> _WHAT TO PRODUCE_: Each image should be skipped while the records are restated word for word.

Records from a collection:
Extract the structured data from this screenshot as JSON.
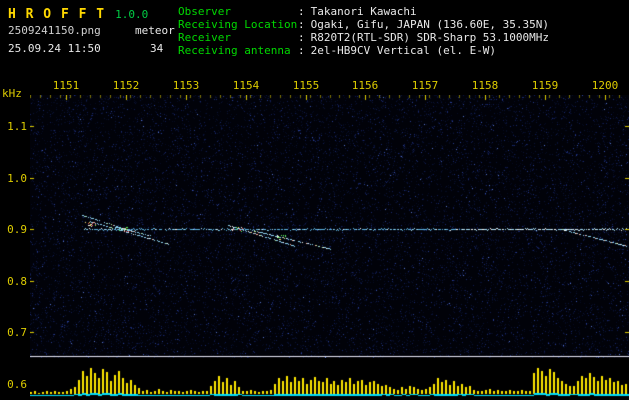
{
  "header": {
    "app_title": "H R O F F T",
    "version": "1.0.0",
    "filename": "2509241150.png",
    "mode": "meteor",
    "datetime": "25.09.24 11:50",
    "echo_count": "34",
    "separator": ":",
    "info": [
      {
        "label": "Observer",
        "value": "Takanori Kawachi"
      },
      {
        "label": "Receiving Location",
        "value": "Ogaki, Gifu, JAPAN (136.60E, 35.35N)"
      },
      {
        "label": "Receiver",
        "value": "R820T2(RTL-SDR) SDR-Sharp 53.1000MHz"
      },
      {
        "label": "Receiving antenna",
        "value": "2el-HB9CV Vertical (el. E-W)"
      }
    ]
  },
  "colors": {
    "title_yellow": "#ffd800",
    "label_green": "#00d800",
    "value_white": "#e8e8e8",
    "axis_yellow": "#ddcc00",
    "tick_dim_yellow": "#7d7400",
    "noise_blue": "#121e56",
    "carrier_cyan": "#aee8ff",
    "echo_cyan": "#8fd4f4",
    "histogram_yellow": "#ffe800",
    "baseline_cyan": "#00e0ff",
    "separator_white": "#e8e8f4"
  },
  "chart_data": {
    "type": "heatmap",
    "title": "",
    "xlabel": "",
    "ylabel": "kHz",
    "x_ticks": [
      "1151",
      "1152",
      "1153",
      "1154",
      "1155",
      "1156",
      "1157",
      "1158",
      "1159",
      "1200"
    ],
    "y_ticks": [
      "1.1",
      "1.0",
      "0.9",
      "0.8",
      "0.7",
      "0.6"
    ],
    "ylim": [
      0.65,
      1.16
    ],
    "grid": false,
    "legend": false,
    "carrier": {
      "freq_khz": 0.9,
      "t_start": 0.09,
      "t_end": 1.0
    },
    "echo_trails": [
      {
        "t0": 0.085,
        "f0": 0.928,
        "t1": 0.175,
        "f1": 0.895
      },
      {
        "t0": 0.1,
        "f0": 0.915,
        "t1": 0.23,
        "f1": 0.872
      },
      {
        "t0": 0.14,
        "f0": 0.905,
        "t1": 0.2,
        "f1": 0.888
      },
      {
        "t0": 0.33,
        "f0": 0.908,
        "t1": 0.44,
        "f1": 0.868
      },
      {
        "t0": 0.37,
        "f0": 0.898,
        "t1": 0.5,
        "f1": 0.862
      },
      {
        "t0": 0.88,
        "f0": 0.902,
        "t1": 0.995,
        "f1": 0.868
      }
    ],
    "hotspots": [
      {
        "t": 0.1,
        "f": 0.91
      },
      {
        "t": 0.155,
        "f": 0.9
      },
      {
        "t": 0.345,
        "f": 0.9
      },
      {
        "t": 0.42,
        "f": 0.885
      }
    ],
    "activity": [
      0.06,
      0.1,
      0.05,
      0.08,
      0.12,
      0.07,
      0.1,
      0.06,
      0.09,
      0.12,
      0.18,
      0.25,
      0.55,
      0.9,
      0.7,
      1.0,
      0.82,
      0.6,
      0.95,
      0.85,
      0.5,
      0.72,
      0.9,
      0.6,
      0.42,
      0.55,
      0.35,
      0.22,
      0.12,
      0.15,
      0.08,
      0.12,
      0.2,
      0.1,
      0.08,
      0.15,
      0.1,
      0.12,
      0.08,
      0.1,
      0.15,
      0.1,
      0.08,
      0.12,
      0.1,
      0.3,
      0.5,
      0.68,
      0.45,
      0.6,
      0.35,
      0.5,
      0.28,
      0.12,
      0.1,
      0.15,
      0.1,
      0.08,
      0.12,
      0.1,
      0.15,
      0.4,
      0.6,
      0.5,
      0.7,
      0.45,
      0.65,
      0.5,
      0.6,
      0.4,
      0.55,
      0.65,
      0.5,
      0.45,
      0.6,
      0.4,
      0.5,
      0.35,
      0.55,
      0.45,
      0.6,
      0.4,
      0.5,
      0.55,
      0.35,
      0.45,
      0.5,
      0.4,
      0.3,
      0.35,
      0.25,
      0.2,
      0.15,
      0.25,
      0.2,
      0.3,
      0.25,
      0.2,
      0.15,
      0.2,
      0.25,
      0.4,
      0.6,
      0.45,
      0.55,
      0.35,
      0.5,
      0.3,
      0.4,
      0.25,
      0.3,
      0.15,
      0.1,
      0.12,
      0.15,
      0.2,
      0.1,
      0.15,
      0.12,
      0.1,
      0.15,
      0.1,
      0.12,
      0.15,
      0.1,
      0.12,
      0.8,
      1.0,
      0.9,
      0.7,
      0.95,
      0.85,
      0.6,
      0.5,
      0.4,
      0.3,
      0.3,
      0.5,
      0.7,
      0.6,
      0.8,
      0.65,
      0.5,
      0.7,
      0.55,
      0.6,
      0.45,
      0.5,
      0.35,
      0.4
    ]
  }
}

> _SOLUTION TO THIS EXERCISE_:
Extract the structured data from this screenshot as JSON.
{
  "header": {
    "app_title": "H R O F F T",
    "version": "1.0.0",
    "filename": "2509241150.png",
    "mode": "meteor",
    "datetime": "25.09.24 11:50",
    "echo_count": "34",
    "separator": ":",
    "info": [
      {
        "label": "Observer",
        "value": "Takanori Kawachi"
      },
      {
        "label": "Receiving Location",
        "value": "Ogaki, Gifu, JAPAN (136.60E, 35.35N)"
      },
      {
        "label": "Receiver",
        "value": "R820T2(RTL-SDR) SDR-Sharp 53.1000MHz"
      },
      {
        "label": "Receiving antenna",
        "value": "2el-HB9CV Vertical (el. E-W)"
      }
    ]
  },
  "colors": {
    "title_yellow": "#ffd800",
    "label_green": "#00d800",
    "value_white": "#e8e8e8",
    "axis_yellow": "#ddcc00",
    "tick_dim_yellow": "#7d7400",
    "noise_blue": "#121e56",
    "carrier_cyan": "#aee8ff",
    "echo_cyan": "#8fd4f4",
    "histogram_yellow": "#ffe800",
    "baseline_cyan": "#00e0ff",
    "separator_white": "#e8e8f4"
  },
  "chart_data": {
    "type": "heatmap",
    "title": "",
    "xlabel": "",
    "ylabel": "kHz",
    "x_ticks": [
      "1151",
      "1152",
      "1153",
      "1154",
      "1155",
      "1156",
      "1157",
      "1158",
      "1159",
      "1200"
    ],
    "y_ticks": [
      "1.1",
      "1.0",
      "0.9",
      "0.8",
      "0.7",
      "0.6"
    ],
    "ylim": [
      0.65,
      1.16
    ],
    "grid": false,
    "legend": false,
    "carrier": {
      "freq_khz": 0.9,
      "t_start": 0.09,
      "t_end": 1.0
    },
    "echo_trails": [
      {
        "t0": 0.085,
        "f0": 0.928,
        "t1": 0.175,
        "f1": 0.895
      },
      {
        "t0": 0.1,
        "f0": 0.915,
        "t1": 0.23,
        "f1": 0.872
      },
      {
        "t0": 0.14,
        "f0": 0.905,
        "t1": 0.2,
        "f1": 0.888
      },
      {
        "t0": 0.33,
        "f0": 0.908,
        "t1": 0.44,
        "f1": 0.868
      },
      {
        "t0": 0.37,
        "f0": 0.898,
        "t1": 0.5,
        "f1": 0.862
      },
      {
        "t0": 0.88,
        "f0": 0.902,
        "t1": 0.995,
        "f1": 0.868
      }
    ],
    "hotspots": [
      {
        "t": 0.1,
        "f": 0.91
      },
      {
        "t": 0.155,
        "f": 0.9
      },
      {
        "t": 0.345,
        "f": 0.9
      },
      {
        "t": 0.42,
        "f": 0.885
      }
    ],
    "activity": [
      0.06,
      0.1,
      0.05,
      0.08,
      0.12,
      0.07,
      0.1,
      0.06,
      0.09,
      0.12,
      0.18,
      0.25,
      0.55,
      0.9,
      0.7,
      1.0,
      0.82,
      0.6,
      0.95,
      0.85,
      0.5,
      0.72,
      0.9,
      0.6,
      0.42,
      0.55,
      0.35,
      0.22,
      0.12,
      0.15,
      0.08,
      0.12,
      0.2,
      0.1,
      0.08,
      0.15,
      0.1,
      0.12,
      0.08,
      0.1,
      0.15,
      0.1,
      0.08,
      0.12,
      0.1,
      0.3,
      0.5,
      0.68,
      0.45,
      0.6,
      0.35,
      0.5,
      0.28,
      0.12,
      0.1,
      0.15,
      0.1,
      0.08,
      0.12,
      0.1,
      0.15,
      0.4,
      0.6,
      0.5,
      0.7,
      0.45,
      0.65,
      0.5,
      0.6,
      0.4,
      0.55,
      0.65,
      0.5,
      0.45,
      0.6,
      0.4,
      0.5,
      0.35,
      0.55,
      0.45,
      0.6,
      0.4,
      0.5,
      0.55,
      0.35,
      0.45,
      0.5,
      0.4,
      0.3,
      0.35,
      0.25,
      0.2,
      0.15,
      0.25,
      0.2,
      0.3,
      0.25,
      0.2,
      0.15,
      0.2,
      0.25,
      0.4,
      0.6,
      0.45,
      0.55,
      0.35,
      0.5,
      0.3,
      0.4,
      0.25,
      0.3,
      0.15,
      0.1,
      0.12,
      0.15,
      0.2,
      0.1,
      0.15,
      0.12,
      0.1,
      0.15,
      0.1,
      0.12,
      0.15,
      0.1,
      0.12,
      0.8,
      1.0,
      0.9,
      0.7,
      0.95,
      0.85,
      0.6,
      0.5,
      0.4,
      0.3,
      0.3,
      0.5,
      0.7,
      0.6,
      0.8,
      0.65,
      0.5,
      0.7,
      0.55,
      0.6,
      0.45,
      0.5,
      0.35,
      0.4
    ]
  }
}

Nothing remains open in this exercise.